The chemicals sector in India, in particular, is on tenterhooks regarding the impact of GST implementation, considering the fact that Indian chemical industries have continued facing severe challenges owing to the mounting taxations.
The GST Act is designed to be a pragmatic tax alteration aimed at simplifying the complexity of the older tax systems, bringing down the production costs of goods & services, and clearing the disarray of variable value-added taxes (VATs) at all transaction levels. Simply put, the GST can be defined as a tax which takes into account the input credit tax liability while being levied and assessed at every stage of transactions of goods or services.
The framework of GST is based on the input tax credit method that shall allow businesses to assert their input stage tax liability during the next resale transaction. For example, when a manufacturer of polymer chemicals sells some volumes to a buyer, a certain amount of tax is imposed on the buyer while the manufacturer pays the required income tax.
After the first transaction, the buyer sells the polymer chemicals to an end-user industry. In the existing tax system, the tax rate of the first transaction will be added to the tax paid by end-user industry. In the GST mechanism, the second buyer (the end-user) gets to claim the input (first transaction) tax as a credit to the implied output (resale transaction) tax.
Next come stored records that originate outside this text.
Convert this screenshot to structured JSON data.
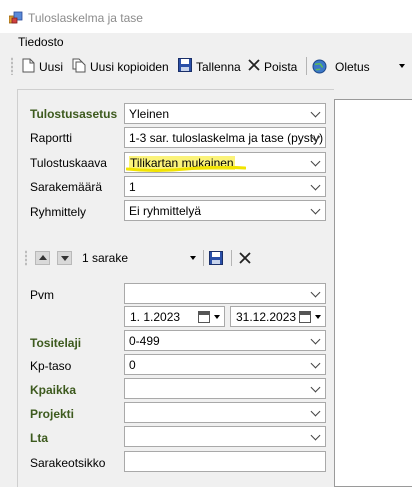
{
  "window": {
    "title": "Tuloslaskelma ja tase"
  },
  "menu": {
    "items": [
      {
        "label": "Tiedosto"
      }
    ]
  },
  "toolbar": {
    "new_label": "Uusi",
    "new_copy_label": "Uusi kopioiden",
    "save_label": "Tallenna",
    "delete_label": "Poista",
    "profile_value": "Oletus"
  },
  "settings": {
    "print_setting": {
      "label": "Tulostusasetus",
      "value": "Yleinen"
    },
    "report": {
      "label": "Raportti",
      "value": "1-3 sar. tuloslaskelma ja tase (pysty)"
    },
    "print_format": {
      "label": "Tulostuskaava",
      "value": "Tilikartan mukainen"
    },
    "column_count": {
      "label": "Sarakemäärä",
      "value": "1"
    },
    "grouping": {
      "label": "Ryhmittely",
      "value": "Ei ryhmittelyä"
    }
  },
  "column_editor": {
    "column_select": "1 sarake",
    "date": {
      "label": "Pvm",
      "value": ""
    },
    "date_from": "1.  1.2023",
    "date_to": "31.12.2023",
    "document_type": {
      "label": "Tositelaji",
      "value": "0-499"
    },
    "account_level": {
      "label": "Kp-taso",
      "value": "0"
    },
    "cost_center": {
      "label": "Kpaikka",
      "value": ""
    },
    "project": {
      "label": "Projekti",
      "value": ""
    },
    "lta": {
      "label": "Lta",
      "value": ""
    },
    "column_header": {
      "label": "Sarakeotsikko",
      "value": ""
    }
  },
  "colors": {
    "highlight": "#fbf37a",
    "label_green": "#3d5a1e"
  }
}
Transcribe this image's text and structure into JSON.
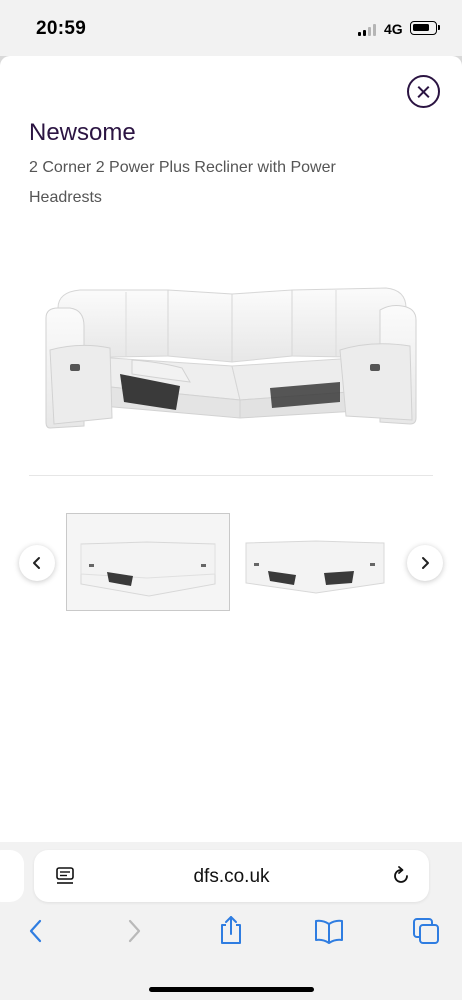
{
  "status": {
    "time": "20:59",
    "network": "4G"
  },
  "product": {
    "title": "Newsome",
    "subtitle": "2 Corner 2 Power Plus Recliner with Power Headrests"
  },
  "gallery": {
    "selected_index": 0,
    "thumbnail_count": 2
  },
  "browser": {
    "url": "dfs.co.uk"
  },
  "colors": {
    "brand": "#2b1442",
    "accent_blue": "#2f7de1",
    "disabled": "#b9b9b9"
  },
  "icons": {
    "close": "close-circle-icon",
    "prev": "chevron-left-icon",
    "next": "chevron-right-icon",
    "reader": "reader-mode-icon",
    "reload": "reload-icon",
    "back": "back-icon",
    "forward": "forward-icon",
    "share": "share-icon",
    "bookmarks": "bookmarks-icon",
    "tabs": "tabs-icon"
  }
}
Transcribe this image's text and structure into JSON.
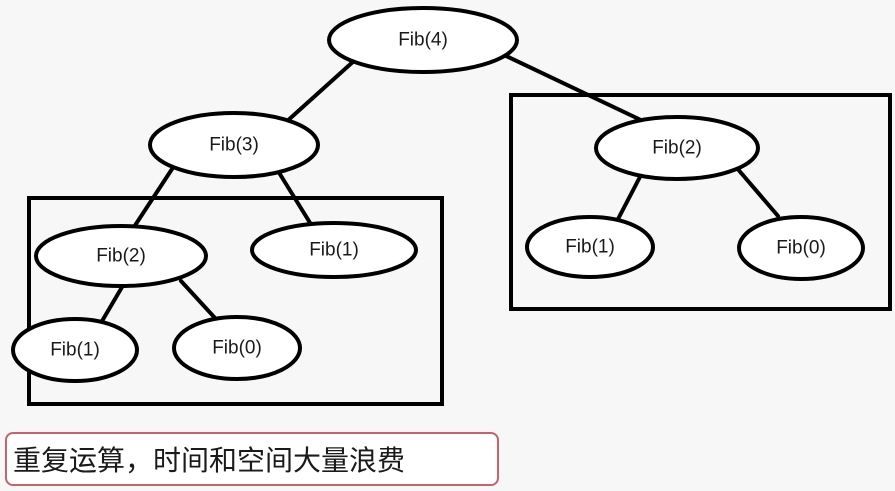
{
  "tree": {
    "nodes": [
      {
        "id": "n4",
        "label": "Fib(4)"
      },
      {
        "id": "n3",
        "label": "Fib(3)"
      },
      {
        "id": "n2r",
        "label": "Fib(2)"
      },
      {
        "id": "n2l",
        "label": "Fib(2)"
      },
      {
        "id": "n1m",
        "label": "Fib(1)"
      },
      {
        "id": "n1ll",
        "label": "Fib(1)"
      },
      {
        "id": "n0l",
        "label": "Fib(0)"
      },
      {
        "id": "n1r",
        "label": "Fib(1)"
      },
      {
        "id": "n0r",
        "label": "Fib(0)"
      }
    ],
    "edges": [
      {
        "from": "n4",
        "to": "n3"
      },
      {
        "from": "n4",
        "to": "n2r"
      },
      {
        "from": "n3",
        "to": "n2l"
      },
      {
        "from": "n3",
        "to": "n1m"
      },
      {
        "from": "n2l",
        "to": "n1ll"
      },
      {
        "from": "n2l",
        "to": "n0l"
      },
      {
        "from": "n2r",
        "to": "n1r"
      },
      {
        "from": "n2r",
        "to": "n0r"
      }
    ],
    "highlighted_groups": [
      {
        "id": "left-repeat-group",
        "members": [
          "n2l",
          "n1m",
          "n1ll",
          "n0l"
        ]
      },
      {
        "id": "right-repeat-group",
        "members": [
          "n2r",
          "n1r",
          "n0r"
        ]
      }
    ]
  },
  "caption": {
    "text": "重复运算，时间和空间大量浪费"
  }
}
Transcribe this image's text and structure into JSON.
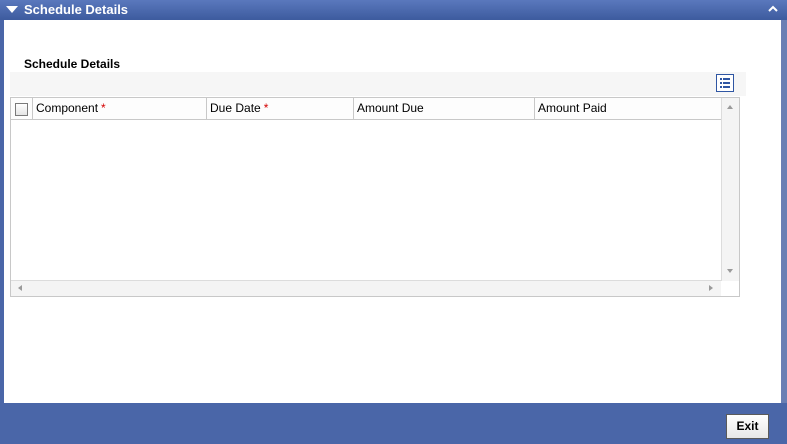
{
  "window": {
    "title": "Schedule Details"
  },
  "section": {
    "title": "Schedule Details"
  },
  "grid": {
    "columns": [
      {
        "label": "Component",
        "required": true
      },
      {
        "label": "Due Date",
        "required": true
      },
      {
        "label": "Amount Due",
        "required": false
      },
      {
        "label": "Amount Paid",
        "required": false
      }
    ],
    "required_marker": "*",
    "rows": []
  },
  "footer": {
    "exit_label": "Exit"
  },
  "icons": {
    "header": "chevron-down-icon",
    "collapse": "chevron-up-icon",
    "grid_menu": "list-view-icon"
  },
  "colors": {
    "frame": "#4a66a8",
    "required": "#d40000"
  }
}
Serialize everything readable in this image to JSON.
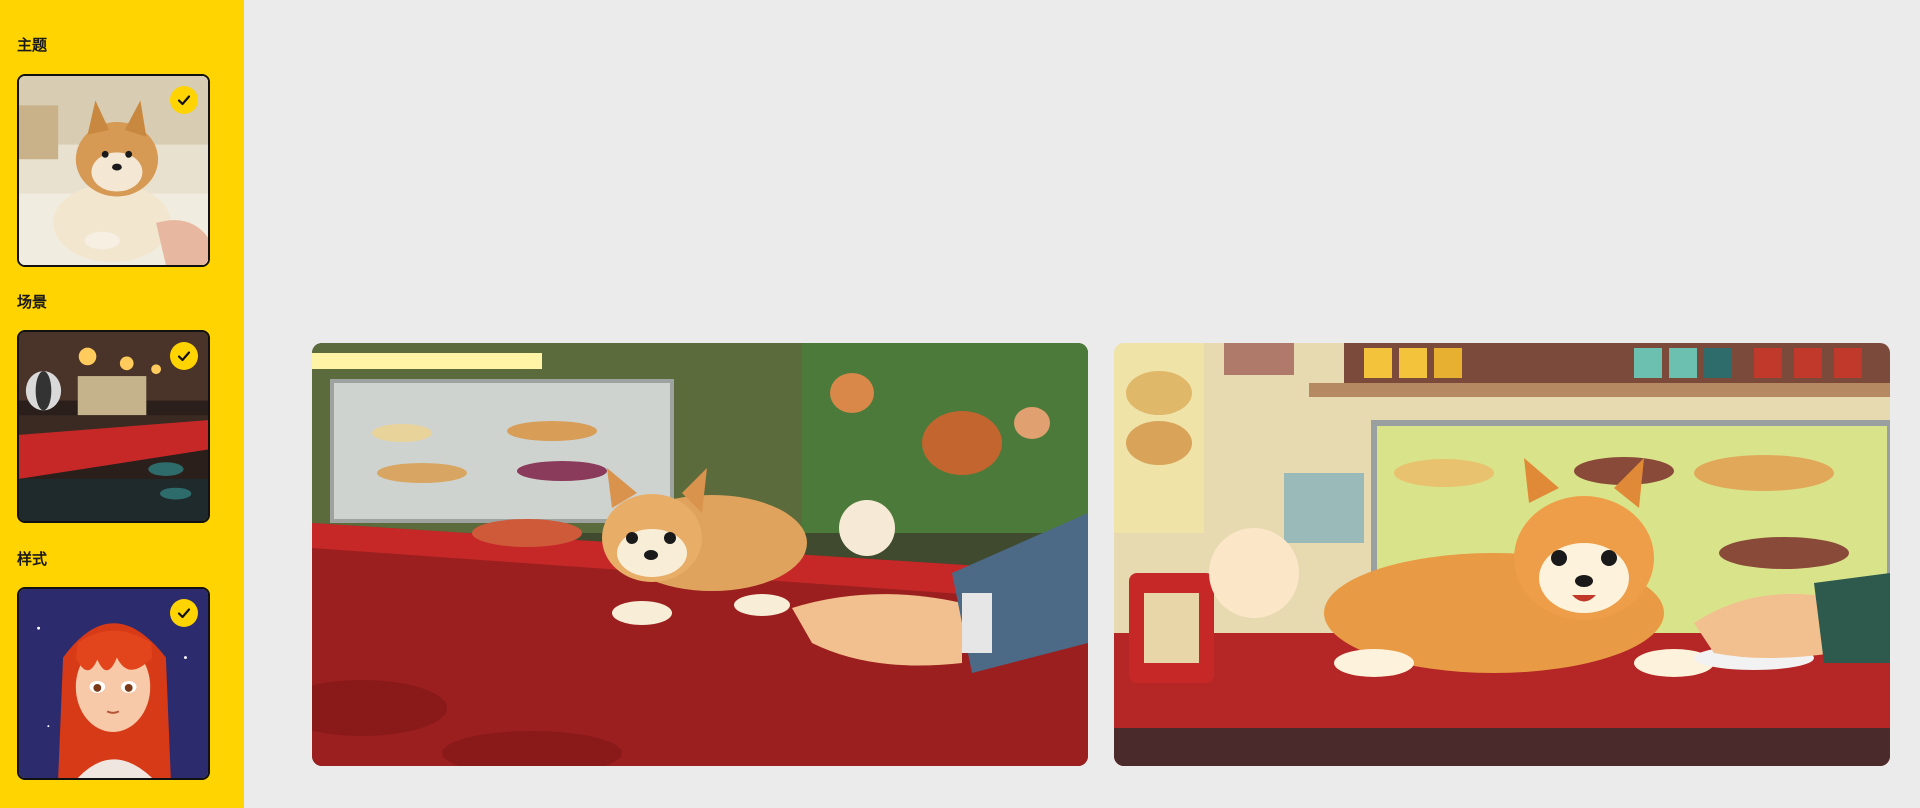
{
  "sidebar": {
    "sections": [
      {
        "label": "主题",
        "thumbnail": "shiba-inu-photo",
        "selected": true
      },
      {
        "label": "场景",
        "thumbnail": "retro-diner-scene",
        "selected": true
      },
      {
        "label": "样式",
        "thumbnail": "anime-redhead-portrait",
        "selected": true
      }
    ]
  },
  "results": [
    {
      "image": "anime-shiba-on-diner-counter-with-hand"
    },
    {
      "image": "anime-shiba-on-diner-counter-with-pies"
    }
  ],
  "colors": {
    "sidebar_bg": "#ffd400",
    "canvas_bg": "#ebebeb",
    "check_badge": "#ffd400"
  }
}
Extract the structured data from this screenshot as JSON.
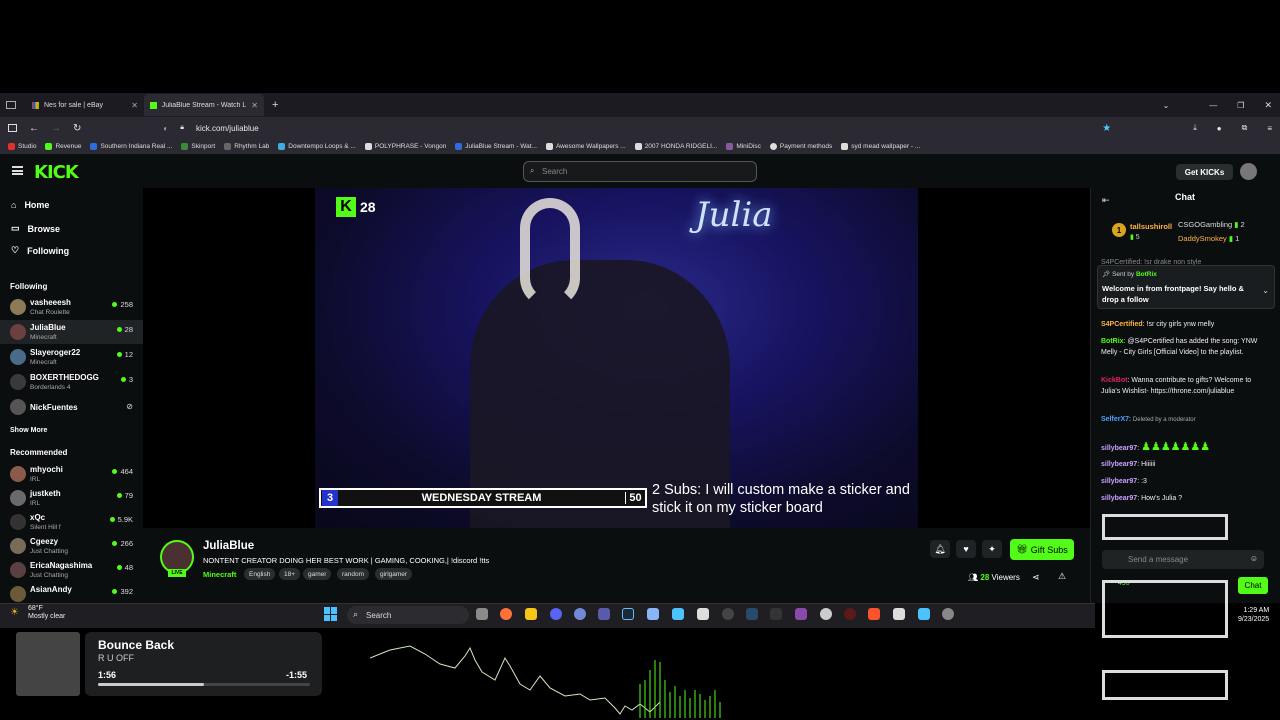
{
  "browser": {
    "tabs": [
      {
        "label": "Nes for sale | eBay",
        "active": false
      },
      {
        "label": "JuliaBlue Stream - Watch Live o",
        "active": true
      }
    ],
    "url": "kick.com/juliablue",
    "bookmarks": [
      "Studio",
      "Revenue",
      "Southern Indiana Real ...",
      "Skinport",
      "Rhythm Lab",
      "Downtempo Loops & ...",
      "POLYPHRASE - Vongon",
      "JuliaBlue Stream - Wat...",
      "Awesome Wallpapers ...",
      "2007 HONDA RIDGELI...",
      "MiniDisc",
      "Payment methods",
      "syd mead wallpaper - ..."
    ]
  },
  "header": {
    "search_placeholder": "Search",
    "get_kicks": "Get KICKs"
  },
  "nav": {
    "home": "Home",
    "browse": "Browse",
    "following": "Following"
  },
  "sidebar": {
    "following_title": "Following",
    "following": [
      {
        "name": "vasheeesh",
        "category": "Chat Roulette",
        "viewers": "258",
        "color": "#8a7a55"
      },
      {
        "name": "JuliaBlue",
        "category": "Minecraft",
        "viewers": "28",
        "color": "#6a4040"
      },
      {
        "name": "Slayeroger22",
        "category": "Minecraft",
        "viewers": "12",
        "color": "#4a6a8a"
      },
      {
        "name": "BOXERTHEDOGG",
        "category": "Borderlands 4",
        "viewers": "3",
        "color": "#3a3a3a"
      },
      {
        "name": "NickFuentes",
        "category": "",
        "viewers": "",
        "color": "#555555"
      }
    ],
    "show_more": "Show More",
    "recommended_title": "Recommended",
    "recommended": [
      {
        "name": "mhyochi",
        "category": "IRL",
        "viewers": "464",
        "color": "#8a5a4a"
      },
      {
        "name": "justketh",
        "category": "IRL",
        "viewers": "79",
        "color": "#6a6a6a"
      },
      {
        "name": "xQc",
        "category": "Silent Hill f",
        "viewers": "5.9K",
        "color": "#333333"
      },
      {
        "name": "Cgeezy",
        "category": "Just Chatting",
        "viewers": "266",
        "color": "#7a6a5a"
      },
      {
        "name": "EricaNagashima",
        "category": "Just Chatting",
        "viewers": "48",
        "color": "#5a4040"
      },
      {
        "name": "AsianAndy",
        "category": "",
        "viewers": "392",
        "color": "#6a5a3a"
      }
    ]
  },
  "video": {
    "k_count": "28",
    "goal": {
      "start": "3",
      "label": "WEDNESDAY STREAM",
      "end": "50"
    },
    "goal_text": "2 Subs: I will custom make a sticker and stick it on my sticker board"
  },
  "channel": {
    "name": "JuliaBlue",
    "title": "NONTENT CREATOR DOING HER BEST WORK | GAMING, COOKING,| !discord !tts",
    "category": "Minecraft",
    "tags": [
      "English",
      "18+",
      "gamer",
      "random",
      "girlgamer"
    ],
    "live_label": "LIVE",
    "gift_subs": "Gift Subs",
    "viewers_count": "28",
    "viewers_label": "Viewers"
  },
  "chat": {
    "title": "Chat",
    "top_gifter": {
      "name": "tallsushiroll",
      "count": "5"
    },
    "leaders": [
      {
        "name": "CSGOGambling",
        "count": "2"
      },
      {
        "name": "DaddySmokey",
        "count": "1"
      }
    ],
    "pinned_sender_label": "Sent by",
    "pinned_sender": "BotRix",
    "pinned_text": "Welcome in from frontpage! Say hello & drop a follow",
    "faded_line": "S4PCertified: !sr drake non style",
    "messages": [
      {
        "user": "S4PCertified",
        "text": "!sr city girls ynw melly",
        "color": "#ffb347"
      },
      {
        "user": "BotRix",
        "text": "@S4PCertified has added the song: YNW Melly - City Girls [Official Video] to the playlist.",
        "color": "#53fc18"
      },
      {
        "user": "KickBot",
        "text": "Wanna contribute to gifts? Welcome to Julia's Wishlist- https://throne.com/juliablue",
        "color": "#e0245e"
      },
      {
        "user": "SelferX7",
        "text": "Deleted by a moderator",
        "color": "#4aa3ff"
      },
      {
        "user": "sillybear97",
        "text": "",
        "color": "#c9a0ff"
      },
      {
        "user": "sillybear97",
        "text": "Hiiiiii",
        "color": "#c9a0ff"
      },
      {
        "user": "sillybear97",
        "text": ":3",
        "color": "#c9a0ff"
      },
      {
        "user": "sillybear97",
        "text": "How's Julia ?",
        "color": "#c9a0ff"
      }
    ],
    "send_placeholder": "Send a message",
    "send_button": "Chat",
    "points": "490"
  },
  "taskbar": {
    "temp": "68°F",
    "weather": "Mostly clear",
    "search": "Search",
    "time": "1:29 AM",
    "date": "9/23/2025"
  },
  "music": {
    "title": "Bounce Back",
    "artist": "R U OFF",
    "elapsed": "1:56",
    "remaining": "-1:55",
    "progress": 0.5
  },
  "colors": {
    "kick_green": "#53fc18",
    "bg": "#0b0e0f"
  }
}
In order to ease the business operations among the states, the GST aims to reduce the procedural barriers, benefitting all the stakeholders by amalgamating the Central and State GSTs. Moreover, the reduced risk of tax evasions has been represented as a primary feature of the GST implementation.
The Bill will also revolutionise the existing taxation systems by defining a taxable event, measuring the levy rate based on the valuation provisions, and uniformly classifying every practicable statute of the Bill.
Almost every predictable impact of GST on the Indian industrial sector looks positive, especially for the chemicals industry. Chemicals businesses in India have long suffered the wrath of added taxations on their production capacity as well as their consumption demands.
The older taxations caused the rise in the production costs of manufacturing vital chemicals, which resulted in the price-hike of the end products and made such goods unaffordable for gross consumption.
That’s why the GST Act is trusted to be seminal for the unbarred progress of the Indian chemicals industry in the years to come.
The prime benefit of GST is that it has integrated the chemicals market by decimating the tax complications grappling the interstate trade of chemical companies. GST has accomplished this by incorporating the crucial Central and State taxes such as the Central Excise, the Service Tax, the Countervailing Customs Duty, the Special Additional Duty, the Central Sales Tax (CST) and other VATs. Such double taxations used to get more tedious when the end-user industries were located in various states and the taxations witnessed additions from the duty levied by the concerned State Governments. Owing to the fact that the Service Tax, CST and VAT levied upon interstate transactions differed according to the involved States, the GST has subsumed them under three taxable levies – the Central GST (CGST), the State GST (SGST) and the Integrated GST (IGST).
The GST Act will help avoid double taxation at combined rates and keep the rates of state-level tariffs consistent throughout the country. The inferring taxation will allow chemical manufacturers to produce chemicals and supply them to different states without any additional taxable duties.
The facilitation of national trade suffered at the hands of surging VATs implied on manufacturers of chemicals. The mitigation of CGST and SGST will also lower the cascading effect of multiple taxations on the production capacity of chemical industries.
For an instance, in the previous tax regime, an agrochemicals manufacturer in Ludhiana had to deal with the burden of paying diverse taxes to the State Government in Punjab as well as the Central Government. In the process, the manufacturer ended up paying more than 25 percent of aggregated levies, and had no option but to hike the production value of the chemicals. In the GST regime, IGST is exerted on interstate trade and SGST & CGST on transactions within a state. Consequently, the production costs and the resale prices of chemicals should be extensively lowered, urging the industry leaders to concurrently expand the gross production capacity of the chemicals sector in India.
The aforementioned benefits of lowered production costs and reduction of transactional tax rates will have a major influence on the growth of paints and construction chemicals industry. The booming real estate sector will continue to generate demand in construction chemicals market, but GST should make sure that the construction chemicals retailers are not edged away from the sales profits. The absence of warehousing or supply chain costs will help maintain the affordable prices and promote the consumption of chemicals. Non-uniformity of VAT rates has become irrelevant as GST applies at a common rate of 18% upon every product sold in the chemicals industry.
The area-wise tax exemptions will not exist as every State will be taken into consideration equally, under the GST Bill. Lowered transit time, availability of chemical materials at the desired time, and hassle-free transportation systems are also observed as the indirect advantages of implementing the GST in the Indian chemical businesses.
The assured compensation from the Centre to the designated State Government upon revenue losses experienced over a five-year period from the implementation date has made GST a promising prospect for the industrial growth of the nation. The ‘Make in India’ initiative, launched two years ago, has endorsed the importance of manufacturing sector. So, GST has the potential to serve the long-term interests of the chemicals industry.